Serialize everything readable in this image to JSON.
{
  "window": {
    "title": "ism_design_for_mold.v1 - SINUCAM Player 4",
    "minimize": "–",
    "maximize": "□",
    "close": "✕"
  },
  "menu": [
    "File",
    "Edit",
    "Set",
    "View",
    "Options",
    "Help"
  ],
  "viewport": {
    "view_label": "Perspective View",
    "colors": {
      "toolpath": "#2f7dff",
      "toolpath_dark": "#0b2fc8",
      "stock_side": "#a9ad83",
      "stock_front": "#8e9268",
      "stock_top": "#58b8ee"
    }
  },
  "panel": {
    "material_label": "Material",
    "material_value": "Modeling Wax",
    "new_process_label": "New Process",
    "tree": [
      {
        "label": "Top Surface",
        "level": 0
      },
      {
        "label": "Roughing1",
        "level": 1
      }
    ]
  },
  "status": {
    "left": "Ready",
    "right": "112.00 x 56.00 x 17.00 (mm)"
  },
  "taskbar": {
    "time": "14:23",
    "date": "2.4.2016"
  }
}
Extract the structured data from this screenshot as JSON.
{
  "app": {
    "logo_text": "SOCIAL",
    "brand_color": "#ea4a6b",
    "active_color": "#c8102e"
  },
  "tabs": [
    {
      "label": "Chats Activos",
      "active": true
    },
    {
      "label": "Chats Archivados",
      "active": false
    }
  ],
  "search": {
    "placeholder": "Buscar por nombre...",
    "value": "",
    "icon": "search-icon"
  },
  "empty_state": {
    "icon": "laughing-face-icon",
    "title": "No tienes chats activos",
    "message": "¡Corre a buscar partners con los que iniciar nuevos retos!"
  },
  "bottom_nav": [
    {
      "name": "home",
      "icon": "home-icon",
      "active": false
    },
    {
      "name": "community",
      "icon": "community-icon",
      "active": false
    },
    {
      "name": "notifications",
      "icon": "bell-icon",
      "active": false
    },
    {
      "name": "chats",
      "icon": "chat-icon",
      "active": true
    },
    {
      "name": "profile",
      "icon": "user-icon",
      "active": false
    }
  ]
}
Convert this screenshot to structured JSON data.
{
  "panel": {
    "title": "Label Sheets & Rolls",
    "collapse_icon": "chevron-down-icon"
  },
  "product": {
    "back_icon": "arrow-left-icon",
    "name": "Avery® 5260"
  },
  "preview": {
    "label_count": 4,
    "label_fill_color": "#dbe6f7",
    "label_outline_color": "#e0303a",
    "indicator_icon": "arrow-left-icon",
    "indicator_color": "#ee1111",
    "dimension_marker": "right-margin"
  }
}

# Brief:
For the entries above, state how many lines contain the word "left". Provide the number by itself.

# Expected output:
3